We Need To Talk…Self-Talk

We Need To Talk…Self-Talk


“Be careful how you are talking to yourself, because you are listening.”

– Lisa M. Hayes


Think back to the last conversation you had with yourself. You know, that inner voice that plays in the background of our minds as we navigate through our days. Was your last exchange positive, encouraging, supportive? Or was it filled with negativity…maybe even a critical review? Now think back to the last few self-talk conversations you’ve had most recently, especially when faced with a challenging task. What types of words do you find yourself using most often? Positive, compassionate, encouraging words provide more therapeutic effects than many of us even realize. This is especially true when practicing movement patterns and overcoming injuries.


Psychologists define movement and sport-specific self-talk cues into two distinct categories: instructional or motivational (1-3). Motivational self-talk includes cues designed to build confidence (“I can do it”), maximize effort (“Give it your all”), create positive moods (“I feel good”), and increase emotional energy (“let’s go”) while instructional self-talk cues relater to focus or directing attention (“keep your eye on the target”), technique (“high elbows”), and strategy (“move smoothly”) (1-3). Research has found that motivational cues are more effective for tasks requiring strength and endurance, while instructional cues are more effective when wanting to improve things such as precision and timing (1-3). For example, a group of basketball players were divided up into three groups: a control, and two self talk groups. They all shot baskets 4.5m from the hoop with the instructions “execute as many successful shots as possible within 3 minutes.” After a 20min break, they repeated the task, one self talk group being told to repeat the word “relax” before every shot, the other self talk group to repeat “fast”, and the control group’s instructions remained unchanged. The second trial revealed a significant increase in shots made for the “relax” group, where as the “fast” and control groups remained unchanged, thus demonstrating the impact of such cues (4).


So which one’s better, instructional or motivational cues? That depends on what you’re trying to achieve. Numerous studies have found that athletes significantly improve their accuracy and efficiency of movement tasks when using instructional cues vs. motivational (1-5). However, motivational cues have been proven most effective for reducing interfering thoughts, decreasing performance stressors, and increasing self-confidence (1-5). Yet, it’s not simply an either or choice. Studies have found that in order to optimize the highest rewards of self-talk, a combination of the two yields the most powerful results. Motivational cues allow for us to quiet our minds, decrease anxiety, and improve self-confidence, which then allows for larger gains to be achieved when implementing instructional cues (1-5). So yes, you can improve using either technique, but in order to reach your greatest potential, both need to be part of your practice.
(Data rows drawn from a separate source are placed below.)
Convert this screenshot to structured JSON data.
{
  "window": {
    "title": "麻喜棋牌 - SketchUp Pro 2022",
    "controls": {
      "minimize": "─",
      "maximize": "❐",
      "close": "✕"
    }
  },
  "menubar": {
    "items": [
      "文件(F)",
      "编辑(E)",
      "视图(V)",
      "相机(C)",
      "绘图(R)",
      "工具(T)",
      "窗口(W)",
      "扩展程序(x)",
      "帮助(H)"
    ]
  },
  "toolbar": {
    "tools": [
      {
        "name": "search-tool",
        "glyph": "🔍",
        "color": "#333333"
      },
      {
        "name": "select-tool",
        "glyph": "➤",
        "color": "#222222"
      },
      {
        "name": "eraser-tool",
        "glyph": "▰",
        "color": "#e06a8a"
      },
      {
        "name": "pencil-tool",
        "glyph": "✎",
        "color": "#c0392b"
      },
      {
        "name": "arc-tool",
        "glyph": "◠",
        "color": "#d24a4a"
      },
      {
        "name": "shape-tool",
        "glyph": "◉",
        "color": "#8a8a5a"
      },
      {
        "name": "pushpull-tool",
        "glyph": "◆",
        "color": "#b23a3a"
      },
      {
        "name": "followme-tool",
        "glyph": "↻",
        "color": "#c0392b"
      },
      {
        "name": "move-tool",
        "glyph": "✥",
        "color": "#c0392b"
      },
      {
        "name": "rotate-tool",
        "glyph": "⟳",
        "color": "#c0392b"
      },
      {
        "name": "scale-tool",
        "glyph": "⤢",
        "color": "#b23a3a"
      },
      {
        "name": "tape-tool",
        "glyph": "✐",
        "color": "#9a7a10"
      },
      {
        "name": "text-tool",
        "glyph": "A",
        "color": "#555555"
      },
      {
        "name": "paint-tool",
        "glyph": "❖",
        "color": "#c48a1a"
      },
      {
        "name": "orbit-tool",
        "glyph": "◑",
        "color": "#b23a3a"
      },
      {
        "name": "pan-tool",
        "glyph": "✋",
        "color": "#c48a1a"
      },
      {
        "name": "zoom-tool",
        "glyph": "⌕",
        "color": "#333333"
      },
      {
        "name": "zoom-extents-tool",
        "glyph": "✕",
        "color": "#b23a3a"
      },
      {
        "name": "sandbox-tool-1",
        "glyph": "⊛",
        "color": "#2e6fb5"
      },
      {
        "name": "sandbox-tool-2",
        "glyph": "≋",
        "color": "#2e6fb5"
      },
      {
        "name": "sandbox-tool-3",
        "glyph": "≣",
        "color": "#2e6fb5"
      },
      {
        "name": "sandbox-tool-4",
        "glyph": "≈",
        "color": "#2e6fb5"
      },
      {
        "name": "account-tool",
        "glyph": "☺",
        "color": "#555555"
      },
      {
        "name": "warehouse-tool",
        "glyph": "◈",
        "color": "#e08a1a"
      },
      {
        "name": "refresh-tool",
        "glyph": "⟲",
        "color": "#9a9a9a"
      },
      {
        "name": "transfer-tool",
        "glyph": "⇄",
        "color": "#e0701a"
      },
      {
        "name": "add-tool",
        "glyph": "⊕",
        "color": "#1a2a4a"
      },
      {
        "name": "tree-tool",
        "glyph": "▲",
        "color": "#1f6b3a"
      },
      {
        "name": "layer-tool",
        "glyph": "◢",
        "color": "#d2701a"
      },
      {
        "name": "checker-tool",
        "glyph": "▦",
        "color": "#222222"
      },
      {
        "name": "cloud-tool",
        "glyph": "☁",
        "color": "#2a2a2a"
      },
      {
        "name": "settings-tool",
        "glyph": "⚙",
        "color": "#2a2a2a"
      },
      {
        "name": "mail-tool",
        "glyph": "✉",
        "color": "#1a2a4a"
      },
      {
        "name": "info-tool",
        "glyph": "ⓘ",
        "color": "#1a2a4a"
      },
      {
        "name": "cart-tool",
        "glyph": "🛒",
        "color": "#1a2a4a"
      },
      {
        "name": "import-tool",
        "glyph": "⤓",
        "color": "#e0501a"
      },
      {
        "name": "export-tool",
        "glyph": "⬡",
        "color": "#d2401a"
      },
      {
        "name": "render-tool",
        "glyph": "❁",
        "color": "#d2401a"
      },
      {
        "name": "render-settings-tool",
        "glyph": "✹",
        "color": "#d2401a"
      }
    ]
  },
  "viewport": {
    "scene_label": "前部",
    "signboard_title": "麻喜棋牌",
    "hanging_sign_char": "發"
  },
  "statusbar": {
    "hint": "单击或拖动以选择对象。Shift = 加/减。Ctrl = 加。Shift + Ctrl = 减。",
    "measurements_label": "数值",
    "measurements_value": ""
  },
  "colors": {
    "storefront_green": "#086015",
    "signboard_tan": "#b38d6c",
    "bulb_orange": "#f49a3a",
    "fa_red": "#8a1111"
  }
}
So how does this fit into physical therapy and movement education? When we are recovering from injuries or trying to learn new tasks, we can often become frustrated during the process. When we tell ourselves, “I can’t do this” or “I’m not strong enough” our brain is listening. It’s hearing those not so helpful cues that then influence our body to feel anxious, fearful, and thus unable to move in ways that truly represent what we’re capable of. This isn’t to say that we should ignore those feelings of frustration or disappointment when we aren’t yet able to reach our goals in practice, games, or in rehab. It’s important to allow ourselves to feel what true, while also being thoughtful to follow that up with positive self-talk. Practicing our mental strength is just as important, if not the most important piece, in order to achieve our fullest physical potential.





  1. Theodorakis, Yannis, et al. “The effects of motivational versus instructional self-talk on improving motor performance.” The sport psychologist3 (2000): 253-271
  2. Hatzigeorgiadis, Antonis, et al. “Self-talk and sports performance: A meta-analysis.” Perspectives on Psychological Science4 (2011): 348-356.
  3. Hatzigeorgiadis, Antonis, et al. “Mechanisms underlying the self-talk–performance relationship: The effects of motivational self-talk on self-confidence and anxiety.” Psychology of Sport and exercise1 (2009): 186-192
  4. Theodorakis, Yannis, et al. “Self-talk in a basketball-shooting task.” Perceptual and Motor Skills1 (2001): 309-315
  5. Hatzigeorgiadis, Antonis, Yannis Theodorakis, and Nikos Zourbanos. “Self-talk in the swimming pool: The effects of self-talk on thought content and performance on water-polo tasks.” Journal of Applied Sport Psychology2 (2004): 138-150